Yes, this is the good news. Basically in a similar way to what you got to know in this educational guide for trauma in adults. Support everything that restores the feeling of security and security in your child. When you have calmed yourself down, so will your child. Address your child's feelings without judging or forbidding any of their reactions. Don't tell him not to cry when he's sad, angry, afraid, or in pain. On the contrary, help them perceive and express their feelings. Trauma is the dangerous "intersection" where there is a split between mind and feeling, body and spirit or parts of our own selves. At some point the "bad parts" of the body or the "bad feelings" just don't belong anymore, they You can prevent this "splitting up" and support a unified self-awareness of your child if you respond to his feelings, his physical experience, for example, ask how the "tummy feels now", after a hernia operation. Everything what attention Experienced through the adults remains alive and "belonging" to the child as well. And do everything that strengthens your child's initiative and active handling of situations to which they were previously only passively exposed.

In his "traumatic game" a child who was hit by a car plays the same scene over and over again with his dolls and play figures. In it a child crosses the street, a car comes along and runs over the child. The child comes to the hospital and dies there.

Do not disturb your child when you watch scenes like this, do not interrupt them. If you take good care of them, support them, and let them feel your closeness and care, a small change may occur on the one hundred and one-one passage through the "traumatic game." The doll child that was run over by the car survives in the hospital or can save itself by being jumps aside at the last moment. Trauma is an interrupted action, a fight or flight reaction. Now the child resumes this interrupted action and leads it to a happier outcome. As in the preparatory puppet show, for example for an operation, you take over Child now play an active role.

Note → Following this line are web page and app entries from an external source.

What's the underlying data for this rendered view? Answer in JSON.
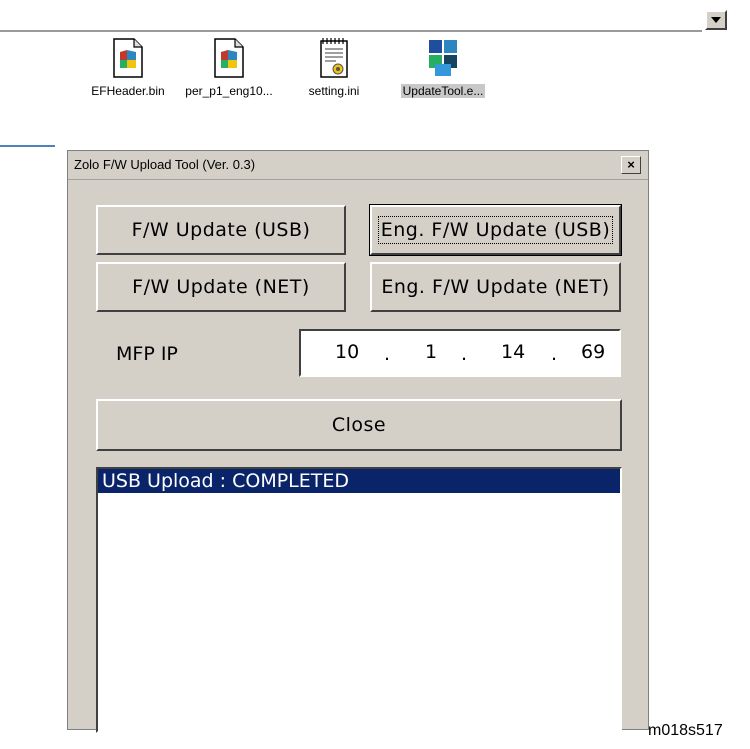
{
  "explorer": {
    "files": [
      {
        "name": "EFHeader.bin",
        "icon": "media-file-icon",
        "selected": false
      },
      {
        "name": "per_p1_eng10...",
        "icon": "media-file-icon",
        "selected": false
      },
      {
        "name": "setting.ini",
        "icon": "ini-settings-file-icon",
        "selected": false
      },
      {
        "name": "UpdateTool.e...",
        "icon": "application-exe-icon",
        "selected": true
      }
    ]
  },
  "dialog": {
    "title": "Zolo F/W Upload Tool (Ver. 0.3)",
    "close_glyph": "×",
    "buttons": {
      "fw_update_usb": "F/W Update (USB)",
      "eng_fw_update_usb": "Eng. F/W Update (USB)",
      "fw_update_net": "F/W Update (NET)",
      "eng_fw_update_net": "Eng. F/W Update (NET)",
      "close": "Close"
    },
    "mfp_ip": {
      "label": "MFP IP",
      "octets": [
        "10",
        "1",
        "14",
        "69"
      ],
      "separator": "."
    },
    "log": [
      "USB Upload : COMPLETED"
    ]
  },
  "caption": "m018s517",
  "colors": {
    "dialog_face": "#d4d0c8",
    "selection": "#0a246a",
    "accent_line": "#4f81bd"
  }
}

Unlike when you playfully prepare your child for an operation or a separation, after a traumatic experience it does not make sense to show the child a happier turn of the stressful scene or to encourage them to do so. You would then only change "symptoms", not the trauma itself. The child would then even lose the opportunity to express their traumatic experience. Because the trauma did not arise in play, but in real life If your child can find his way back to his activity, to his own rhythm in life, he hopes to be able to cope with the traumatic experience at some point. In his fantasies, in dreams or in play, your child tries out cautious "solutions" will eventually come to fruition in his life.

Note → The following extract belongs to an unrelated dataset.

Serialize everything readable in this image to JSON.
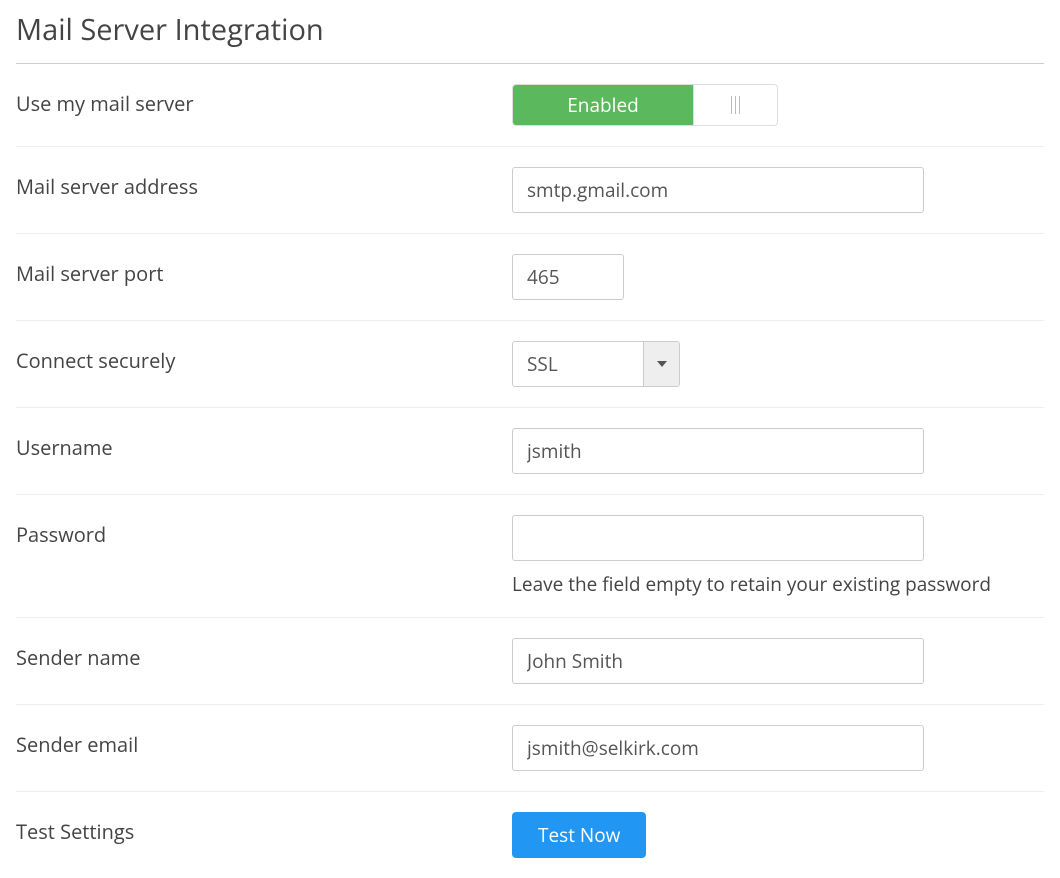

Note: In the information book New Ways Out of Trauma, a section follows on ways to help with child sexual abuse. We have not included the section here, as more thorough knowledge of psychotraumatology is required, which cannot be adequately conveyed in this outline for personal "first aid".